REQUIRED ACTION
Go through the records below and report each line with "icon" in it.

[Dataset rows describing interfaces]

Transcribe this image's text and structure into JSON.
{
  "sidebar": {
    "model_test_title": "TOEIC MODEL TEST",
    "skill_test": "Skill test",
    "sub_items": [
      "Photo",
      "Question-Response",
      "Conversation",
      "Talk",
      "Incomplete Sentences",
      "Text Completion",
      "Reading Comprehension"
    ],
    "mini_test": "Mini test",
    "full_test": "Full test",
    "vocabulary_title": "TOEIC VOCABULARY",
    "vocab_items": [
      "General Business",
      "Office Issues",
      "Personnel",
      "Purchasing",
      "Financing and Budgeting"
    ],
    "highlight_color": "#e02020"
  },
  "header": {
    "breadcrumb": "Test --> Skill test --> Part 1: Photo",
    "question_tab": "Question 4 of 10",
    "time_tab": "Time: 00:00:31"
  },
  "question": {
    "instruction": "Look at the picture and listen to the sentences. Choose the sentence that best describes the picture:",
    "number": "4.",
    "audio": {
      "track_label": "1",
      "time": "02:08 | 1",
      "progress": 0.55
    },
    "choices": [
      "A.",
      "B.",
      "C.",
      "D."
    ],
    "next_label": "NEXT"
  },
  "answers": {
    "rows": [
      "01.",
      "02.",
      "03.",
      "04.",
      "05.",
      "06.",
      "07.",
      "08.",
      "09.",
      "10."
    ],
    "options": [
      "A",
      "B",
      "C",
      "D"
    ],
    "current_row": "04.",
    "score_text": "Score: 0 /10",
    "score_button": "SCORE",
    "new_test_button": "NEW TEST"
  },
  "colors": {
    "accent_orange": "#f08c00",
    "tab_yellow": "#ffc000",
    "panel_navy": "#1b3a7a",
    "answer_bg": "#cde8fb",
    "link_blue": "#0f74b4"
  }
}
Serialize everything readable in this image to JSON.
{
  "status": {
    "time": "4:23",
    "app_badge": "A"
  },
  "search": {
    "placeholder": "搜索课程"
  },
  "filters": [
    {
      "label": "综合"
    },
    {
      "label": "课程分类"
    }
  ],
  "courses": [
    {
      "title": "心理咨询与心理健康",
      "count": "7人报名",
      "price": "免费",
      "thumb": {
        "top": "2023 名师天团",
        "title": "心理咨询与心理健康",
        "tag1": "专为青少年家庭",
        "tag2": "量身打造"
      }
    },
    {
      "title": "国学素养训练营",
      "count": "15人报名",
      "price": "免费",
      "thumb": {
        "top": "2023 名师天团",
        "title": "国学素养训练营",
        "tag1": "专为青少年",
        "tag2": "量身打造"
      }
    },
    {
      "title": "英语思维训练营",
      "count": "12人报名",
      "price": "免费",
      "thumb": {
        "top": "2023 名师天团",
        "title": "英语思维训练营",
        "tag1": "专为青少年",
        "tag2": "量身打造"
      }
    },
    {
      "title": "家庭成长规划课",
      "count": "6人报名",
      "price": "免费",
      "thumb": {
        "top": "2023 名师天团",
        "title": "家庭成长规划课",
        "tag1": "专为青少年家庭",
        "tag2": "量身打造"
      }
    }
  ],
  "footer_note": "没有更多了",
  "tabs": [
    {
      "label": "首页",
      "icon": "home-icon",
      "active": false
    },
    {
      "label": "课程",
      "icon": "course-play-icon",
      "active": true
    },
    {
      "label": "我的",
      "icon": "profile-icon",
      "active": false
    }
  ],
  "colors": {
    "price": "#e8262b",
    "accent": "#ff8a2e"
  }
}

SOLUTION TO THIS EXERCISE
      "icon": "home-icon",
      "icon": "course-play-icon",
      "icon": "profile-icon",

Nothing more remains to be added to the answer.